I’ve recently discussed two trends in military technology. The week before lasts’ post on the 1990s non-revolution in military affairs argued that low-tech adversaries simply make themselves scarce when faced with a technologically superior foe. Before that I discussed the impact on the survivability of expensive top-end platforms of the new generation of long range sensors and weapons.
The former observations apply to the asymmetric campaigns that western forces have fought over the past 15 years in the Middle East. The latter apply in the ‘anti-access/area denial’ world of future major power conflict. It should be worrying for planners of future force structures that exquisitely capable but increasingly expensive high-end platforms don’t look to have a decisive role in either.
But somewhere in between there’s the ‘just right’ campaign, where those platforms are exactly what’s required. That includes the 1991 Gulf War and the NATO contribution to the Kosovo campaign in 1998–99. In both cases western forces avoided exposure to insurgency because they weren’t involved in extended ground campaigns. And Iraq and Serbia’s air defence capabilities didn’t seriously trouble American-led air power.
It was a grand time for advocates of air power. I sat through many a presentation of the virtues of bloodless (for the winners) achievement of strategic aims through precision strike. The trouble is that the 1990s, when that mindset was at its strongest and the worship of airpower reached its zenith, doesn’t look much like today’s world.
The post 2003 insurgency in Iraq was only put down by the many boots on the ground of the 2007 ‘surge’. And, as we know now, it left behind a very fragile environment, creating space for a hideous new hybrid actor in the form of ISIL. Russia is showing that state-backed hard power still plays a role in international affairs and it’s seriously rattling European notions of post Cold War peace. In the Pacific theatre the United States is facing an ever more challenging access environment as China builds its military power, especially numerous missile systems designed to keep American naval power at arm’s length.

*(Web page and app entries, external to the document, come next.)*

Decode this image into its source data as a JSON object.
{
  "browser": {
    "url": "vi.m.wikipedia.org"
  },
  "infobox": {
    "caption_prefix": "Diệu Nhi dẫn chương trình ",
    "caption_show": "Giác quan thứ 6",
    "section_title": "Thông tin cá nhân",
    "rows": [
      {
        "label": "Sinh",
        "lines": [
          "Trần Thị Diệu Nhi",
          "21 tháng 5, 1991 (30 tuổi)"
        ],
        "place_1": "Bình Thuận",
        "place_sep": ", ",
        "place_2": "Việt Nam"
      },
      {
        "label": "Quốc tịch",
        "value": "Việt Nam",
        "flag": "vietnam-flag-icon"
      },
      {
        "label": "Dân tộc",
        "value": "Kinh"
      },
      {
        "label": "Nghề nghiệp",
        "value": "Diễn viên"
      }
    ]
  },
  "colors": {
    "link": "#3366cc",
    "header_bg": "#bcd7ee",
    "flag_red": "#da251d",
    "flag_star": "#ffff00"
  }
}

Insurgencies and anti-access systems are both asymmetric in the sense that they don’t tackle the strengths of western forces head on. They’re post-RMA strategies that blunt the advantages otherwise conferred by sophisticated weapon systems. Neither are a new idea; the Viet Cong successfully adopted guerilla tactics against a much more powerful United States half a century ago and Egypt’s asymmetric approach to Israeli air power and armour in 1973 achieved their goals.
There are two possible responses to the contemporary versions of these challenges. The first is to push on and develop ever more elaborate platforms to maintain a technological edge. There are numerous downsides to that idea. It will require better defensive suites to allow the platforms to get close enough to do their job, with commensurate cost and weight penalties. The R&D will take ever longer, if the 19 years and counting of the F-35 wasn’t enough. And there’s always the risk that we’d be deep into diminishing returns, as adversaries think up new asymmetric responses (not least of which the ‘swarming’ of major platforms by large numbers of much cheaper systems), steal the technology for themselves, or both.
I think the better answer is summed up in the old saying about the relative merits of not beating them and joining them. If the adversaries are using long-range sensor and weapon systems on one hand and dispersion on the other, it suggests a new approach that takes the best of both worlds. Major platforms of the future mightn’t deliver end effects themselves, but a swarm of smaller sub-systems that by virtue of numbers could provide area coverage for ISR, persistence in the battlespace and, when called together, locally outnumber even sophisticated defences.
The sub-systems could be networked together, and in the future Moore’s Law will probably enable autonomous systems. In short, the future of military power might be R2-D2s rather than Death Stars (PDF):
‘Just as the Death Stars’ vulnerability and inadequacy are perfectly realistic, the superior operational performance of a simple droid corresponds to real-life experience. Time and again, war-winning weapons tend to be simple, inexpensive and small.’
The author of that piece could usefully have added ‘and numerous’ at the end there, but the rest of the sentiment is right. The resultant force mightn’t look as impressive as today’s—perhaps a problem for peacetime ‘presence’ and alliance assurance—but it’ll be more effective when it counts.
Two things will be required to make that future a reality. First, the temptation to make the sub-systems as capable as possible will have to be resisted—that way awaits further R&D, cost and schedule problems. Second—and more difficult to achieve—is the need for military planners to give up on Death Stars. If recent reports on the RAN’s frigate plans are to be believed, there’s a fair way to go yet.